Definitions: Children under age 19 who were not covered by health insurance at any point during the year.
The numerator is children ages 0 - 18 who did not have health insurance at some point in time and the denominator is all children ages 0 - 18.
The U.S. Census Bureau’s Small Area Health Insurance Estimates (SAHIE) program produces timely estimates for all counties and states by detailed demographic and income groups. The SAHIE program produces single-year estimates of health insurance coverage for every county in the U.S. The estimates are model-based and consistent with the American Community Survey (ACS). They are based on an "area-level" model that uses survey estimates for domains of interest, rather than individual responses. The estimates are "enhanced" with administrative data, within a Hierarchical Bayesian framework.

Data Source:

Small Area Health Insurance Estimates (SAHIE) for counties and states



The SAHIE program models health insurance coverage by combining survey data from several sources, including:

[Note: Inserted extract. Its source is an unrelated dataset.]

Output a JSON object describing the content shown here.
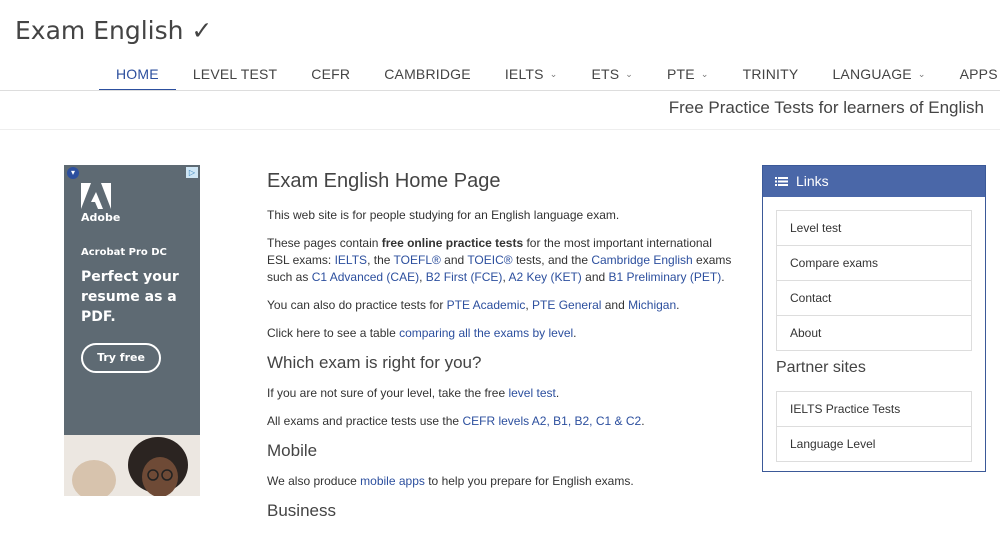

The American Community Survey (ACS)
Demographic population estimates
Aggregated federal tax returns
Participation records for the Supplemental Nutrition Assistance Program (SNAP), formerly known as the Food Stamp program
County Business Patterns
Medicaid
Children's Health Insurance Program (CHIP) participation records
Census 2010